Fannie, Freddie Face Conflicting Demands
Tuesday, December 4, 2007
As policymakers call for Fannie Mae and Freddie Mac to help large numbers of homeowners avert foreclosure, they are running up against other interests -- not the least, the companies' obligation to deliver profits to shareholders.
At a Washington conference yesterday, some housing industry leaders said the giant federally chartered businesses Fannie Mae and Freddie Mac were created to tackle problems like the current mortgage crisis and should be given greater license to intervene.
"We're in a terrible cycle. My answer is to jump-start the mortgage market. Fannie and Freddie have to play a major role here," said Angelo R. Mozilo, chairman and chief executive of Countrywide Financial, a big lender.
The fact is, the missions of Fannie Mae and Freddie Mac have long been muddled, and their mandates contain built-in conflicts, chief among them the pressure to make money as well as serve the public interest.
The companies' supporters in Congress have argued they can balance the competing demands.
"Our job is to help those who house America," Fannie Mae spokesman Brian Faith said by e-mail.
Others say the contradictions have contributed to the companies' troubles over the years, including badly neglected internal controls and alleged accounting manipulations at Fannie Mae that a federal regulator says were fueled by the desire to enrich executives.
Fannie Mae, based in the District, and Freddie Mac, based in McLean, were established to keep money flowing to mortgage lenders. They perform two major behind-the-scenes functions. First, they package pools of loans into securities for sale to other investors. In the process, they affix their own guarantee that they will make good on the loan payments if the borrowers default. Second, Fannie Mae and Freddie Mac buy and hold mortgages and mortgage-backed securities in their own investment portfolios.
Fannie Mae was established in the 1930s, when the country was grappling with the fallout from the Great Depression. Freddie Mac was created by the savings and loan industry in 1970. They provided vehicles for lenders to get mortgages off their books and replenish the funds needed to make new loans.

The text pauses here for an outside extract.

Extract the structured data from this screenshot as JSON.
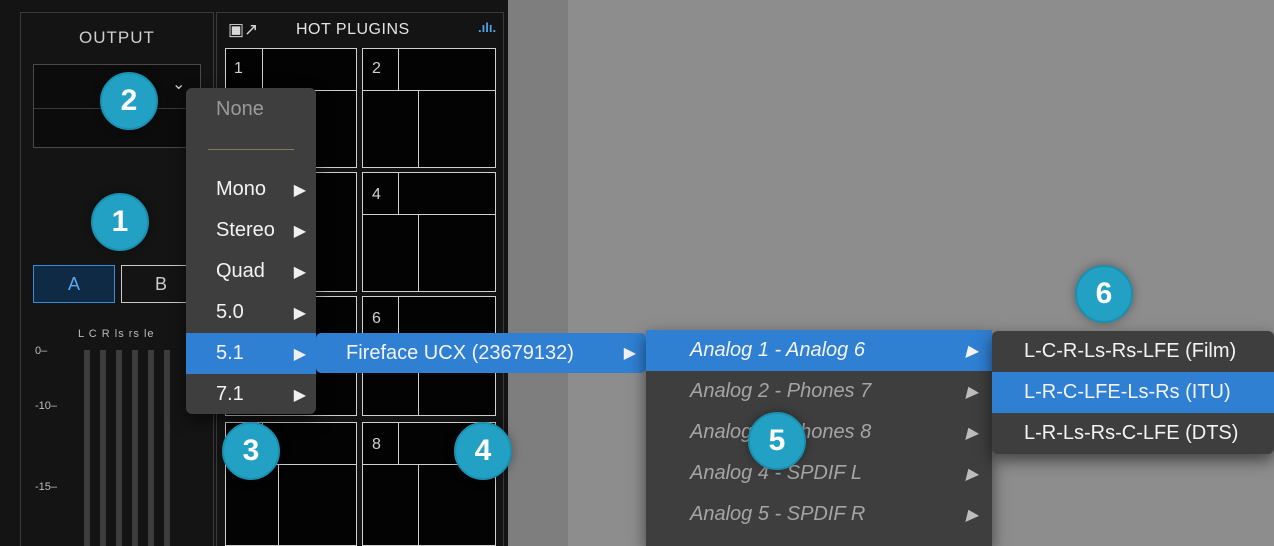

Though both Fannie Mae and Freddie Mac later became stock-market corporations, they retained ties to the federal government, which helped them become dominant players in their niche. Federal sponsorship has contributed to a widespread perception in the financial markets that the government would stand behind them if they became insolvent.
The companies and the government disavow any such assurance. Nonetheless, they have been able to borrow money at unusually low rates, and the bonds they issue are regarded as some of the next best things to U.S. Treasury bonds in terms of risk of default. In Wall Street parlance, securities issued by Fannie Mae and Freddie Mac are known as "agency securities," though the companies are not agencies of the U.S. government.
As a former chairman and chief executive of Freddie Mac tells it, the original idea was that Freddie Mac would disappear a few years after it was created. It would show Wall Street how to provide a secondary market for mortgages, and when Wall Street followed its example, Freddie Mac would be liquidated, former Freddie Mac chief Leland C. Brendsel recently recounted.
But few institutions willingly go out of existence, and today Freddie Mac, like Fannie Mae, has big constituencies, from shareholders and bondholders to builders, lenders, real estate agents and Wall Street firms that see the companies as buyers of last resort for troubled mortgage securities.
The government expects Fannie Mae and Freddie Mac to uphold prudent lending standards. However, it has dictated that they help low-income populations buy homes by meeting a complicated set of affordable housing goals or quotas. Those requirements helped prompt the companies to invest billions of dollars in subprime loans, contributing to the popularity of the mortgages.
"Subprime investments are now necessary to the achievement of our affordable housing goals," said Sharon J. McHale, spokeswoman for Freddie Mac.
Faith, the Fannie Mae spokesman, said such loans have been a relatively small part of the company's overall business.
Fannie Mae "gave up considerable market share due to our concern about some of the more unconventional products out there and the direction the market was heading," Faith said.
Longtime critics at the Federal Reserve have argued that investors may subject Fannie Mae and Freddie Mac to less stringent market discipline because the notion that the government stands behind the companies trumps the details of their financial condition.
Although accounting problems and flawed internal controls left the companies unable to provide timely reports on their finances for years, investors generally took the situation in stride. Last week, Freddie Mac had no trouble raising billions of dollars needed to ensure continued compliance with federal capital requirements. Both companies' stocks have, however, taken a beating in recent weeks.
The companies have been calling for their regulator, the Office of Federal Housing Enterprise Oversight, to raise limits on the volume of mortgage-related investments they may hold. They and prominent Democrats have been arguing that they could help ease the credit crunch.
But OFHEO's director, James B. Lockhart III, recently said that Fannie Mae and Freddie Mac became less enthusiastic about congressional efforts to raise the portfolio caps after lawmakers proposed that most of the additional investment go toward helping borrowers with subprime loans.
Staff writer David Cho contributed to this story.